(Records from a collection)
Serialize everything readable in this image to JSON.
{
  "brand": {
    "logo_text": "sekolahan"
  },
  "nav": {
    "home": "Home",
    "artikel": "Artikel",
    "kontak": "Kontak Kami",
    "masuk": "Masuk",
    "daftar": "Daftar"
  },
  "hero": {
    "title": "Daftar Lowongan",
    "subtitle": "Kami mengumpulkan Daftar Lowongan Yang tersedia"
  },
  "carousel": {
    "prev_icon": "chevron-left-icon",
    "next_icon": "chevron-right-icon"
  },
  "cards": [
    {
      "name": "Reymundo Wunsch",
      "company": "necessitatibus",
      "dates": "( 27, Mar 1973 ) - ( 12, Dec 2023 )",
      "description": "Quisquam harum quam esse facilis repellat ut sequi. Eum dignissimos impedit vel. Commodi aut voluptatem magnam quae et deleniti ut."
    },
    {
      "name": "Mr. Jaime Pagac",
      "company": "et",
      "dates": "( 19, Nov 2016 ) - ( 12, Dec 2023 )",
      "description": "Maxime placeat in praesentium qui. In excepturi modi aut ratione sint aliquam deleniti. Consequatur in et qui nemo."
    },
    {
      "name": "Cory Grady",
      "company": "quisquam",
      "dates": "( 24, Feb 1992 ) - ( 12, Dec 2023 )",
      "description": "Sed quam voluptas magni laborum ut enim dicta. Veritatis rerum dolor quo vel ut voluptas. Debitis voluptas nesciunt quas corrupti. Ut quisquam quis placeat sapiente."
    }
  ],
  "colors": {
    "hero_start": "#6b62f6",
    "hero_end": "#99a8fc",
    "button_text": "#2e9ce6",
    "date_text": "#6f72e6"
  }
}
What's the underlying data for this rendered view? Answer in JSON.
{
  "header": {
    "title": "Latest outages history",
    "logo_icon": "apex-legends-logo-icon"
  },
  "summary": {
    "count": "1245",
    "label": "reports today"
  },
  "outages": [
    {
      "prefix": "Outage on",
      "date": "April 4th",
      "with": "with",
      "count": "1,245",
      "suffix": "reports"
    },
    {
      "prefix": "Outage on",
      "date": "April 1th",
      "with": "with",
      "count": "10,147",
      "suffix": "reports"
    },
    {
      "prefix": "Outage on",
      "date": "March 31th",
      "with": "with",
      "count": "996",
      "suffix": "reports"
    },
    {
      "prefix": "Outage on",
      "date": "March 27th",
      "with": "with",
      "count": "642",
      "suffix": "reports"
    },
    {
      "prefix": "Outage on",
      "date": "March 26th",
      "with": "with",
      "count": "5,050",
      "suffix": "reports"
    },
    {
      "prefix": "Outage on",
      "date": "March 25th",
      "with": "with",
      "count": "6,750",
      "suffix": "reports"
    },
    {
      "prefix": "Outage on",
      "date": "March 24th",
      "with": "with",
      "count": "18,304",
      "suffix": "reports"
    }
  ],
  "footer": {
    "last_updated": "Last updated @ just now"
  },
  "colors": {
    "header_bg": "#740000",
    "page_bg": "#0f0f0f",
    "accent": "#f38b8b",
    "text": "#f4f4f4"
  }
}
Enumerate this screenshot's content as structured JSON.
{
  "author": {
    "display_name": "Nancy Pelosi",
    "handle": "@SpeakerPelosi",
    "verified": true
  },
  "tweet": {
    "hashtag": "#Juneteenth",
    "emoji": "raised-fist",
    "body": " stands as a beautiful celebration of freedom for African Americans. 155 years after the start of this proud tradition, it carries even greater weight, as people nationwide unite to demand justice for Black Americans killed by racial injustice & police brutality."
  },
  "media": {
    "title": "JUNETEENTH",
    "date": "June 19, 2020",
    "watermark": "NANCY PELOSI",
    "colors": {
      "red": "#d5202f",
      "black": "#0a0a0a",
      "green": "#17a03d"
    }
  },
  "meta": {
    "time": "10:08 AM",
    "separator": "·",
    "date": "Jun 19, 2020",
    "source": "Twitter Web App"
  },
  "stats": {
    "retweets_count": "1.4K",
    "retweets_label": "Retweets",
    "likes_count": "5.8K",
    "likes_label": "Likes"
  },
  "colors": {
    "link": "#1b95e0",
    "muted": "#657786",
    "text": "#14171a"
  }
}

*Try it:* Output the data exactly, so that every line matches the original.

*Written solution:*
Serialize everything readable in this image to JSON.
{
  "brand": {
    "logo_text": "sekolahan"
  },
  "nav": {
    "home": "Home",
    "artikel": "Artikel",
    "kontak": "Kontak Kami",
    "masuk": "Masuk",
    "daftar": "Daftar"
  },
  "hero": {
    "title": "Daftar Lowongan",
    "subtitle": "Kami mengumpulkan Daftar Lowongan Yang tersedia"
  },
  "carousel": {
    "prev_icon": "chevron-left-icon",
    "next_icon": "chevron-right-icon"
  },
  "cards": [
    {
      "name": "Reymundo Wunsch",
      "company": "necessitatibus",
      "dates": "( 27, Mar 1973 ) - ( 12, Dec 2023 )",
      "description": "Quisquam harum quam esse facilis repellat ut sequi. Eum dignissimos impedit vel. Commodi aut voluptatem magnam quae et deleniti ut."
    },
    {
      "name": "Mr. Jaime Pagac",
      "company": "et",
      "dates": "( 19, Nov 2016 ) - ( 12, Dec 2023 )",
      "description": "Maxime placeat in praesentium qui. In excepturi modi aut ratione sint aliquam deleniti. Consequatur in et qui nemo."
    },
    {
      "name": "Cory Grady",
      "company": "quisquam",
      "dates": "( 24, Feb 1992 ) - ( 12, Dec 2023 )",
      "description": "Sed quam voluptas magni laborum ut enim dicta. Veritatis rerum dolor quo vel ut voluptas. Debitis voluptas nesciunt quas corrupti. Ut quisquam quis placeat sapiente."
    }
  ],
  "colors": {
    "hero_start": "#6b62f6",
    "hero_end": "#99a8fc",
    "button_text": "#2e9ce6",
    "date_text": "#6f72e6"
  }
}
What's the underlying data for this rendered view? Answer in JSON.
{
  "header": {
    "title": "Latest outages history",
    "logo_icon": "apex-legends-logo-icon"
  },
  "summary": {
    "count": "1245",
    "label": "reports today"
  },
  "outages": [
    {
      "prefix": "Outage on",
      "date": "April 4th",
      "with": "with",
      "count": "1,245",
      "suffix": "reports"
    },
    {
      "prefix": "Outage on",
      "date": "April 1th",
      "with": "with",
      "count": "10,147",
      "suffix": "reports"
    },
    {
      "prefix": "Outage on",
      "date": "March 31th",
      "with": "with",
      "count": "996",
      "suffix": "reports"
    },
    {
      "prefix": "Outage on",
      "date": "March 27th",
      "with": "with",
      "count": "642",
      "suffix": "reports"
    },
    {
      "prefix": "Outage on",
      "date": "March 26th",
      "with": "with",
      "count": "5,050",
      "suffix": "reports"
    },
    {
      "prefix": "Outage on",
      "date": "March 25th",
      "with": "with",
      "count": "6,750",
      "suffix": "reports"
    },
    {
      "prefix": "Outage on",
      "date": "March 24th",
      "with": "with",
      "count": "18,304",
      "suffix": "reports"
    }
  ],
  "footer": {
    "last_updated": "Last updated @ just now"
  },
  "colors": {
    "header_bg": "#740000",
    "page_bg": "#0f0f0f",
    "accent": "#f38b8b",
    "text": "#f4f4f4"
  }
}
Enumerate this screenshot's content as structured JSON.
{
  "author": {
    "display_name": "Nancy Pelosi",
    "handle": "@SpeakerPelosi",
    "verified": true
  },
  "tweet": {
    "hashtag": "#Juneteenth",
    "emoji": "raised-fist",
    "body": " stands as a beautiful celebration of freedom for African Americans. 155 years after the start of this proud tradition, it carries even greater weight, as people nationwide unite to demand justice for Black Americans killed by racial injustice & police brutality."
  },
  "media": {
    "title": "JUNETEENTH",
    "date": "June 19, 2020",
    "watermark": "NANCY PELOSI",
    "colors": {
      "red": "#d5202f",
      "black": "#0a0a0a",
      "green": "#17a03d"
    }
  },
  "meta": {
    "time": "10:08 AM",
    "separator": "·",
    "date": "Jun 19, 2020",
    "source": "Twitter Web App"
  },
  "stats": {
    "retweets_count": "1.4K",
    "retweets_label": "Retweets",
    "likes_count": "5.8K",
    "likes_label": "Likes"
  },
  "colors": {
    "link": "#1b95e0",
    "muted": "#657786",
    "text": "#14171a"
  }
}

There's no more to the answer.